For each component, variable exists where $theme colors are assigned roles specific to that component. For example:-

$component-input-border-color: color('medium'); .c-input { border: rem(1px) solid $component-input-border-color; }

These generally shouldn't need to be edited unless you're introducing a lot more theme colours to the mix and would like to add more colour depth to components.

You can find a full list of theme variables in each component's respective documentation pages.

Why?

The reason behind this $colors and $theme split is one of scalability and maintainability.

If we only had $colors, this would make theming a more complicated process. For example, if components had border colours set to $grey and you wanted to change them to red, you would have 2 options:-

  1. Change the value of $grey to red, which would do the job, as the variable would trickle down to the component styles. The problem here is with semantics, in that the variable $grey is now actually red, which is just unnecessary confusion.

OR

  1. Add a new colour called $red and then go through every single component and override their theme variables. A time consuming process.

Because $theme contains colours named according to their role, we can assign them any colour and have it still make sense semantically.

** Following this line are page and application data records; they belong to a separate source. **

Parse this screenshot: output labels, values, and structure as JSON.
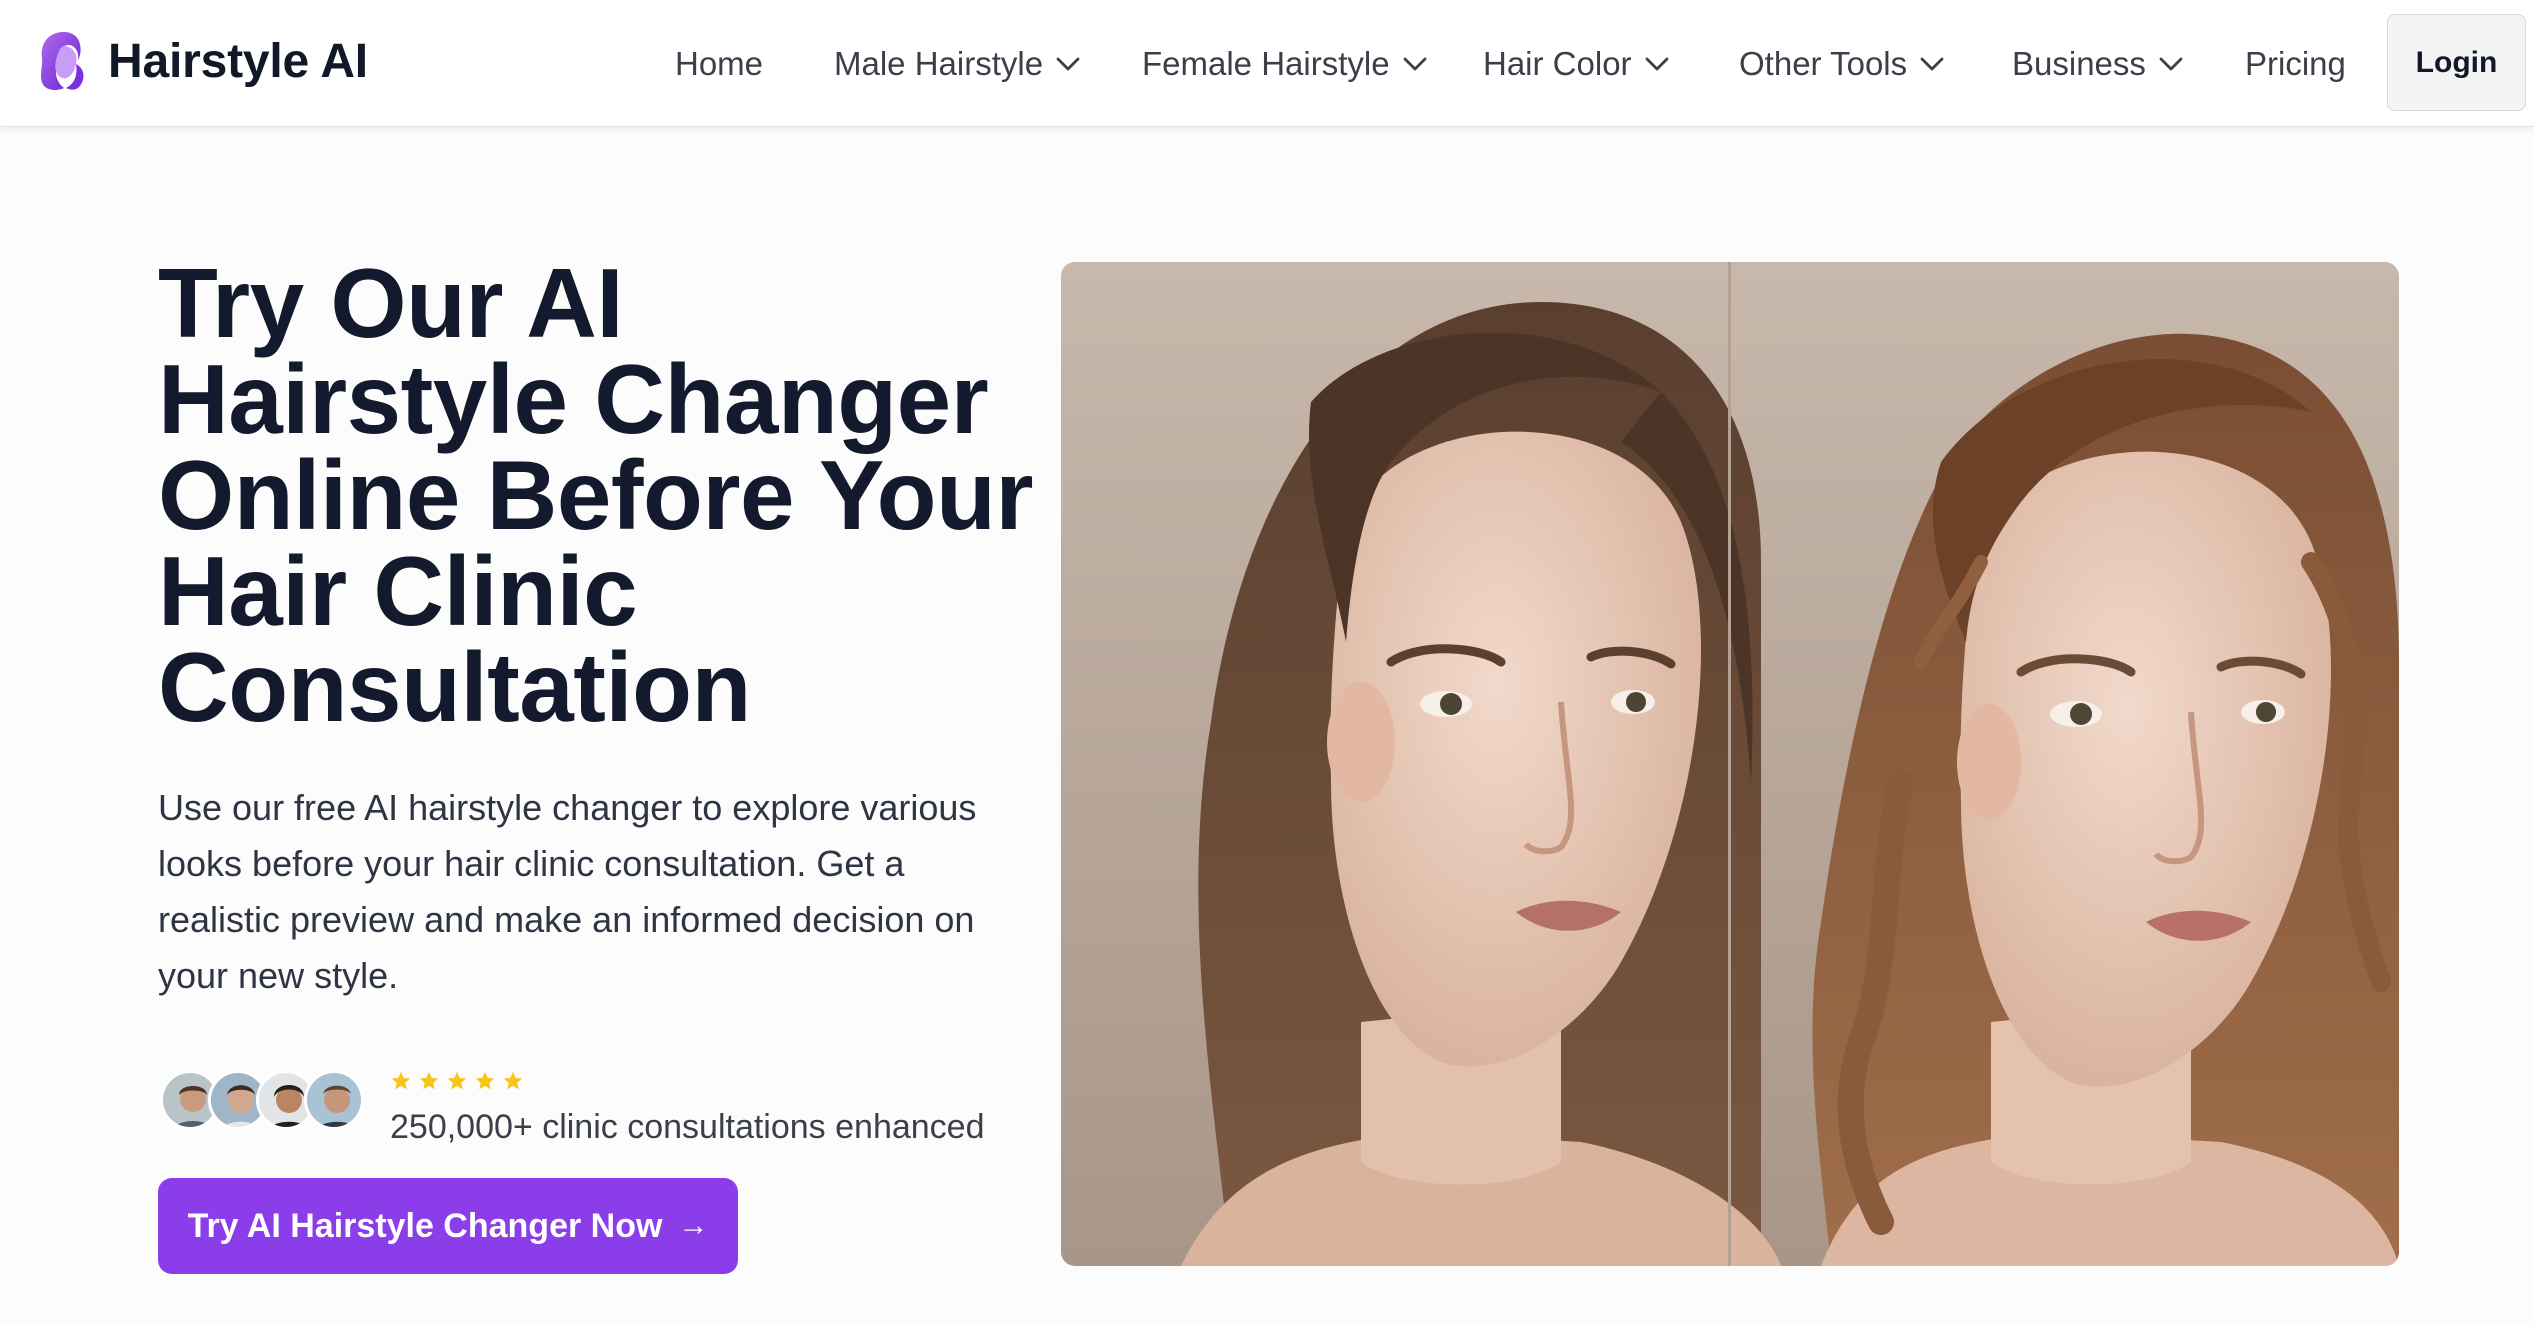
{
  "brand": {
    "name": "Hairstyle AI",
    "icon": "woman-hair-logo-icon",
    "accent_color": "#8b3dea"
  },
  "nav": {
    "items": [
      {
        "label": "Home",
        "dropdown": false
      },
      {
        "label": "Male Hairstyle",
        "dropdown": true
      },
      {
        "label": "Female Hairstyle",
        "dropdown": true
      },
      {
        "label": "Hair Color",
        "dropdown": true
      },
      {
        "label": "Other Tools",
        "dropdown": true
      },
      {
        "label": "Business",
        "dropdown": true
      },
      {
        "label": "Pricing",
        "dropdown": false
      }
    ],
    "login_label": "Login"
  },
  "hero": {
    "title_lines": [
      "Try Our AI",
      "Hairstyle Changer",
      "Online Before Your",
      "Hair Clinic",
      "Consultation"
    ],
    "description_lines": [
      "Use our free AI hairstyle changer to explore various",
      "looks before your hair clinic consultation. Get a",
      "realistic preview and make an informed decision on",
      "your new style."
    ],
    "rating_stars": 5,
    "star_color": "#f5c518",
    "social_proof": "250,000+ clinic consultations enhanced",
    "cta_label": "Try AI Hairstyle Changer Now",
    "cta_icon": "arrow-right-icon",
    "image_description_icon": "before-after-portrait-image"
  }
}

And because these $theme colours are the ones already referenced in the component styles, we don't have to go through and edit any component theme variables at all.